The Bertram Mills Circus, which is to England as Barnum & Bailey's to this country, is noted for its trained animals; in this book their lion trainer tells how he does it, through kindness, not cruelty, with the realization that animals differ as much as humans in their personal likes and dislikes, friendships and feuds, and must be treated as individuals. Studying his animals until he knows them as well as he does himself, always seeing to it that he is boss (in each group of lions or tigers there is a boss- animal in control, and the trainer must control the boss), the author never quite trusts even his closest animal friends nor takes their reactions for granted, and he always is sure of his own reflexes and is prepared for trouble. There are no wild tales in the book; instead, the author, who is devoted to the big cats and who has little sympathy for those who insist that circus animals are mistreated, tells of the daily life of his charges and of his relations to them.

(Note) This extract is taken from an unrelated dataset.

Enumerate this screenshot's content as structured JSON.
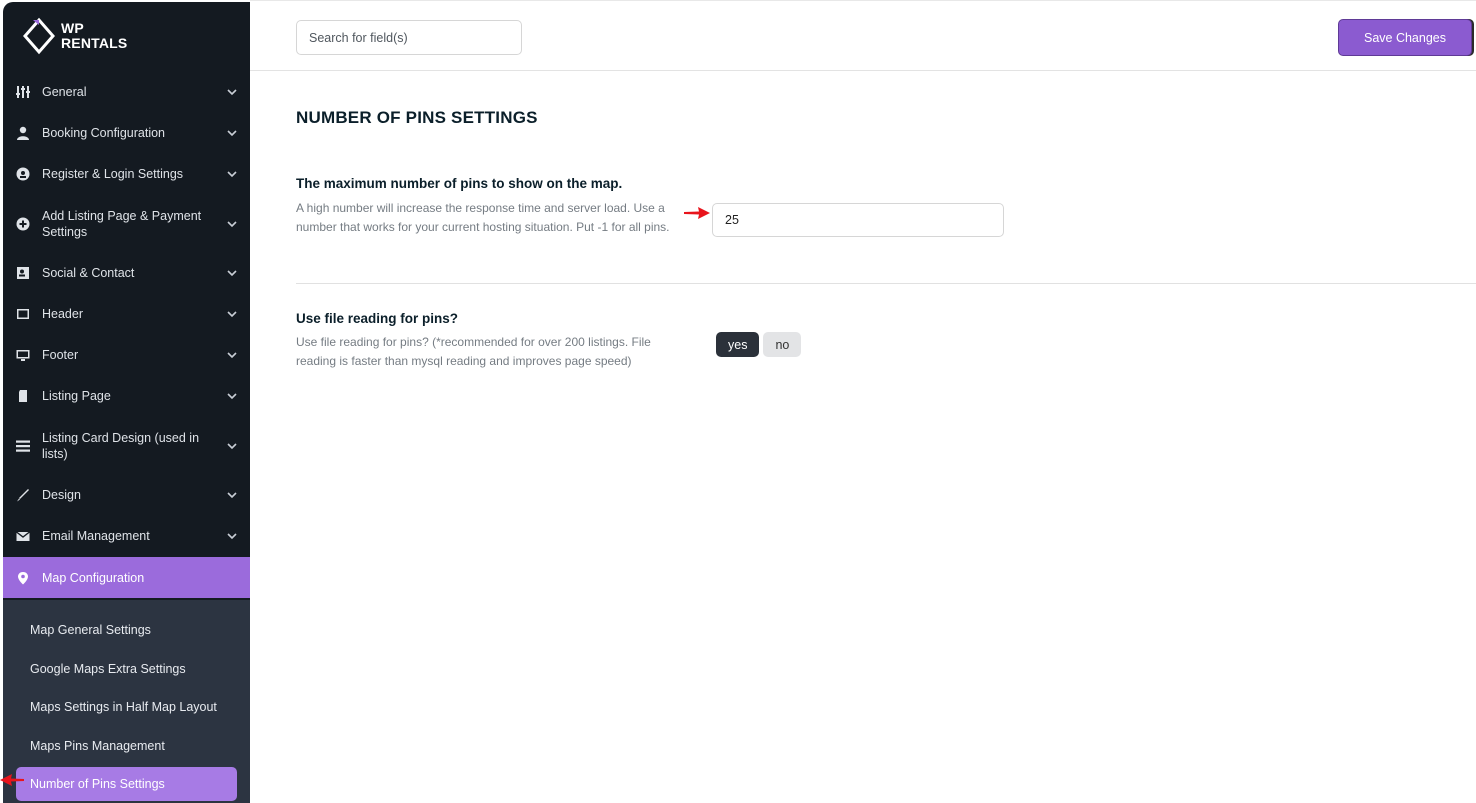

Excellently illustrated and highly readable, the book should appeal not only to those few who may dream of adopting lion-training as a career, but also to all animal and circus lovers, to young people, and to adults who enjoy reading of a life remote from the confines of a chair.

Pub Date: Sept. 5th, 1958
Publisher: Appleton-Century-Crofts